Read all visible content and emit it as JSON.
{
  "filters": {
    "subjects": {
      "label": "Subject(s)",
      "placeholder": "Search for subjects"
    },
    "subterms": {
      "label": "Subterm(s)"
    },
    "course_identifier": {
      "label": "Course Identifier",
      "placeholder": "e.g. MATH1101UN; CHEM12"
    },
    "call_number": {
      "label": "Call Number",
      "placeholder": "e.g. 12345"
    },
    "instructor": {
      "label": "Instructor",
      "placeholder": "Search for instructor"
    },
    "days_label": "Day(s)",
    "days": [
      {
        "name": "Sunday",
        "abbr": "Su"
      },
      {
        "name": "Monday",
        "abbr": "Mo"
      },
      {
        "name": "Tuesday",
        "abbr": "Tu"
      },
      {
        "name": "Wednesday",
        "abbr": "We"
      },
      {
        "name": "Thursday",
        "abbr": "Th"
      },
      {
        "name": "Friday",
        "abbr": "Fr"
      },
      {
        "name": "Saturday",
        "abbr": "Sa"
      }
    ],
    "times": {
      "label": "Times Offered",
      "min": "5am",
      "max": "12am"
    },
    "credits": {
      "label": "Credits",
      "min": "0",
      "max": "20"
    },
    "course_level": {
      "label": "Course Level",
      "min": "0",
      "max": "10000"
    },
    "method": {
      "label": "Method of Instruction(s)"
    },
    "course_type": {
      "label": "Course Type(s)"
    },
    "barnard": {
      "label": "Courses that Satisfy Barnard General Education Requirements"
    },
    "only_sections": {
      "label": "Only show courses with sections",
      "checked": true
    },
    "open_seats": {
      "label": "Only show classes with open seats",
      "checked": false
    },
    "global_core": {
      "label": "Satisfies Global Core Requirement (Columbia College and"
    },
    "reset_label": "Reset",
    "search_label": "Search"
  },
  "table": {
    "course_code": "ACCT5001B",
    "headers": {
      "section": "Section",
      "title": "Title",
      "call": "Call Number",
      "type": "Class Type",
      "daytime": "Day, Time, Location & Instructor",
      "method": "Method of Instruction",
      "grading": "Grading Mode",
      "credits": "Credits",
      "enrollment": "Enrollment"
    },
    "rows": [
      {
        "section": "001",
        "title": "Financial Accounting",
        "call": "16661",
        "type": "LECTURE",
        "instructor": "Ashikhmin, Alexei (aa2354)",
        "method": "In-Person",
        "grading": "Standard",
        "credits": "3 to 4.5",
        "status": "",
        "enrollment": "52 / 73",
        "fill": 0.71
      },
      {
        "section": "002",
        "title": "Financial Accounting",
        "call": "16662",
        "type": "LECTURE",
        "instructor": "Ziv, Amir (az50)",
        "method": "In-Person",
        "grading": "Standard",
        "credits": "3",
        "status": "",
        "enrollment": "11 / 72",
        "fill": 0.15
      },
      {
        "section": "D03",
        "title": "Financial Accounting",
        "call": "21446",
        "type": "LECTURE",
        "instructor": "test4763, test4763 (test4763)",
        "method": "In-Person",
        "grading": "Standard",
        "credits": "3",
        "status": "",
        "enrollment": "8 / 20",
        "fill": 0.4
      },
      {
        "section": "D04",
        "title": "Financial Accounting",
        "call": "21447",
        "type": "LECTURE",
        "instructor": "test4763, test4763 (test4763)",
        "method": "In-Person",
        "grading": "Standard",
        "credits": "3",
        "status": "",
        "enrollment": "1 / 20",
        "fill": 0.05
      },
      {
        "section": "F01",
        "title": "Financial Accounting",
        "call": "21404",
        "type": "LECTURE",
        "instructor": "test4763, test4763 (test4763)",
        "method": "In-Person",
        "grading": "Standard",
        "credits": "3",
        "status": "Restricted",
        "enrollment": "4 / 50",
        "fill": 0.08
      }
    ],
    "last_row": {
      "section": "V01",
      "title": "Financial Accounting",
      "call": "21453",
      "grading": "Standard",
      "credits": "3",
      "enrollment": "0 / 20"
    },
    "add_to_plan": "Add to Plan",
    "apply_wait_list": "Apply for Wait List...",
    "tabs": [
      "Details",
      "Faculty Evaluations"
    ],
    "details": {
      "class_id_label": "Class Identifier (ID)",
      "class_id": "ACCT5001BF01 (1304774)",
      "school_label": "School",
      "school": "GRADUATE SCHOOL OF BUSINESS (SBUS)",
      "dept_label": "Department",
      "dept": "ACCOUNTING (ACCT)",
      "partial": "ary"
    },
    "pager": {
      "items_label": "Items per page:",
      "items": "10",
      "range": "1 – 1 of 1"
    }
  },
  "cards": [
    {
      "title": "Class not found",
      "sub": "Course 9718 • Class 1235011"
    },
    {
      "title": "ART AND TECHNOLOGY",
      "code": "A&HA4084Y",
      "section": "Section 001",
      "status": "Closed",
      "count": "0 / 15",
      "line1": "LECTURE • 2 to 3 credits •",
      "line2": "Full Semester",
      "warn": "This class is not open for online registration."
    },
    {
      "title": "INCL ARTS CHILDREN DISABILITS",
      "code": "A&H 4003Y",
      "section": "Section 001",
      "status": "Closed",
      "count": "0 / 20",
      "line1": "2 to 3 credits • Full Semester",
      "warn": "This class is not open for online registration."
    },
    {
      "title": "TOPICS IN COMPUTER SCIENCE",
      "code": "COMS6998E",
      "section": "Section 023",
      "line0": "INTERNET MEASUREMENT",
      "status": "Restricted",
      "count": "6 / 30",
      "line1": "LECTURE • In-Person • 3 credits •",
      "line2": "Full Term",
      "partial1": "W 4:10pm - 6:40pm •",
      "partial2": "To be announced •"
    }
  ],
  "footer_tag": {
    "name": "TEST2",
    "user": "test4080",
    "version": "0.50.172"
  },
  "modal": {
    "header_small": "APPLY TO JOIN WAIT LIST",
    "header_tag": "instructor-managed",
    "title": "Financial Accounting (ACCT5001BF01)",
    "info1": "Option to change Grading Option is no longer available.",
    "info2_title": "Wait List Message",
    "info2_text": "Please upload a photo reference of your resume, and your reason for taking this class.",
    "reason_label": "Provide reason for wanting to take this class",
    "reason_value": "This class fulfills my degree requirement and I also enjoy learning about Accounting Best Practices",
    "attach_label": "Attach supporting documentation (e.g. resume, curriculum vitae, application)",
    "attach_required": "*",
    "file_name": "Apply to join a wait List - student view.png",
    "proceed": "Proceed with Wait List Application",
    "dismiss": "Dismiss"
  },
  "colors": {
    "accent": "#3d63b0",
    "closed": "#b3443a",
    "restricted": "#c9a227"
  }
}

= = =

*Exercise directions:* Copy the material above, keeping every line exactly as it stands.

*Reply:*
Read all visible content and emit it as JSON.
{
  "filters": {
    "subjects": {
      "label": "Subject(s)",
      "placeholder": "Search for subjects"
    },
    "subterms": {
      "label": "Subterm(s)"
    },
    "course_identifier": {
      "label": "Course Identifier",
      "placeholder": "e.g. MATH1101UN; CHEM12"
    },
    "call_number": {
      "label": "Call Number",
      "placeholder": "e.g. 12345"
    },
    "instructor": {
      "label": "Instructor",
      "placeholder": "Search for instructor"
    },
    "days_label": "Day(s)",
    "days": [
      {
        "name": "Sunday",
        "abbr": "Su"
      },
      {
        "name": "Monday",
        "abbr": "Mo"
      },
      {
        "name": "Tuesday",
        "abbr": "Tu"
      },
      {
        "name": "Wednesday",
        "abbr": "We"
      },
      {
        "name": "Thursday",
        "abbr": "Th"
      },
      {
        "name": "Friday",
        "abbr": "Fr"
      },
      {
        "name": "Saturday",
        "abbr": "Sa"
      }
    ],
    "times": {
      "label": "Times Offered",
      "min": "5am",
      "max": "12am"
    },
    "credits": {
      "label": "Credits",
      "min": "0",
      "max": "20"
    },
    "course_level": {
      "label": "Course Level",
      "min": "0",
      "max": "10000"
    },
    "method": {
      "label": "Method of Instruction(s)"
    },
    "course_type": {
      "label": "Course Type(s)"
    },
    "barnard": {
      "label": "Courses that Satisfy Barnard General Education Requirements"
    },
    "only_sections": {
      "label": "Only show courses with sections",
      "checked": true
    },
    "open_seats": {
      "label": "Only show classes with open seats",
      "checked": false
    },
    "global_core": {
      "label": "Satisfies Global Core Requirement (Columbia College and"
    },
    "reset_label": "Reset",
    "search_label": "Search"
  },
  "table": {
    "course_code": "ACCT5001B",
    "headers": {
      "section": "Section",
      "title": "Title",
      "call": "Call Number",
      "type": "Class Type",
      "daytime": "Day, Time, Location & Instructor",
      "method": "Method of Instruction",
      "grading": "Grading Mode",
      "credits": "Credits",
      "enrollment": "Enrollment"
    },
    "rows": [
      {
        "section": "001",
        "title": "Financial Accounting",
        "call": "16661",
        "type": "LECTURE",
        "instructor": "Ashikhmin, Alexei (aa2354)",
        "method": "In-Person",
        "grading": "Standard",
        "credits": "3 to 4.5",
        "status": "",
        "enrollment": "52 / 73",
        "fill": 0.71
      },
      {
        "section": "002",
        "title": "Financial Accounting",
        "call": "16662",
        "type": "LECTURE",
        "instructor": "Ziv, Amir (az50)",
        "method": "In-Person",
        "grading": "Standard",
        "credits": "3",
        "status": "",
        "enrollment": "11 / 72",
        "fill": 0.15
      },
      {
        "section": "D03",
        "title": "Financial Accounting",
        "call": "21446",
        "type": "LECTURE",
        "instructor": "test4763, test4763 (test4763)",
        "method": "In-Person",
        "grading": "Standard",
        "credits": "3",
        "status": "",
        "enrollment": "8 / 20",
        "fill": 0.4
      },
      {
        "section": "D04",
        "title": "Financial Accounting",
        "call": "21447",
        "type": "LECTURE",
        "instructor": "test4763, test4763 (test4763)",
        "method": "In-Person",
        "grading": "Standard",
        "credits": "3",
        "status": "",
        "enrollment": "1 / 20",
        "fill": 0.05
      },
      {
        "section": "F01",
        "title": "Financial Accounting",
        "call": "21404",
        "type": "LECTURE",
        "instructor": "test4763, test4763 (test4763)",
        "method": "In-Person",
        "grading": "Standard",
        "credits": "3",
        "status": "Restricted",
        "enrollment": "4 / 50",
        "fill": 0.08
      }
    ],
    "last_row": {
      "section": "V01",
      "title": "Financial Accounting",
      "call": "21453",
      "grading": "Standard",
      "credits": "3",
      "enrollment": "0 / 20"
    },
    "add_to_plan": "Add to Plan",
    "apply_wait_list": "Apply for Wait List...",
    "tabs": [
      "Details",
      "Faculty Evaluations"
    ],
    "details": {
      "class_id_label": "Class Identifier (ID)",
      "class_id": "ACCT5001BF01 (1304774)",
      "school_label": "School",
      "school": "GRADUATE SCHOOL OF BUSINESS (SBUS)",
      "dept_label": "Department",
      "dept": "ACCOUNTING (ACCT)",
      "partial": "ary"
    },
    "pager": {
      "items_label": "Items per page:",
      "items": "10",
      "range": "1 – 1 of 1"
    }
  },
  "cards": [
    {
      "title": "Class not found",
      "sub": "Course 9718 • Class 1235011"
    },
    {
      "title": "ART AND TECHNOLOGY",
      "code": "A&HA4084Y",
      "section": "Section 001",
      "status": "Closed",
      "count": "0 / 15",
      "line1": "LECTURE • 2 to 3 credits •",
      "line2": "Full Semester",
      "warn": "This class is not open for online registration."
    },
    {
      "title": "INCL ARTS CHILDREN DISABILITS",
      "code": "A&H 4003Y",
      "section": "Section 001",
      "status": "Closed",
      "count": "0 / 20",
      "line1": "2 to 3 credits • Full Semester",
      "warn": "This class is not open for online registration."
    },
    {
      "title": "TOPICS IN COMPUTER SCIENCE",
      "code": "COMS6998E",
      "section": "Section 023",
      "line0": "INTERNET MEASUREMENT",
      "status": "Restricted",
      "count": "6 / 30",
      "line1": "LECTURE • In-Person • 3 credits •",
      "line2": "Full Term",
      "partial1": "W 4:10pm - 6:40pm •",
      "partial2": "To be announced •"
    }
  ],
  "footer_tag": {
    "name": "TEST2",
    "user": "test4080",
    "version": "0.50.172"
  },
  "modal": {
    "header_small": "APPLY TO JOIN WAIT LIST",
    "header_tag": "instructor-managed",
    "title": "Financial Accounting (ACCT5001BF01)",
    "info1": "Option to change Grading Option is no longer available.",
    "info2_title": "Wait List Message",
    "info2_text": "Please upload a photo reference of your resume, and your reason for taking this class.",
    "reason_label": "Provide reason for wanting to take this class",
    "reason_value": "This class fulfills my degree requirement and I also enjoy learning about Accounting Best Practices",
    "attach_label": "Attach supporting documentation (e.g. resume, curriculum vitae, application)",
    "attach_required": "*",
    "file_name": "Apply to join a wait List - student view.png",
    "proceed": "Proceed with Wait List Application",
    "dismiss": "Dismiss"
  },
  "colors": {
    "accent": "#3d63b0",
    "closed": "#b3443a",
    "restricted": "#c9a227"
  }
}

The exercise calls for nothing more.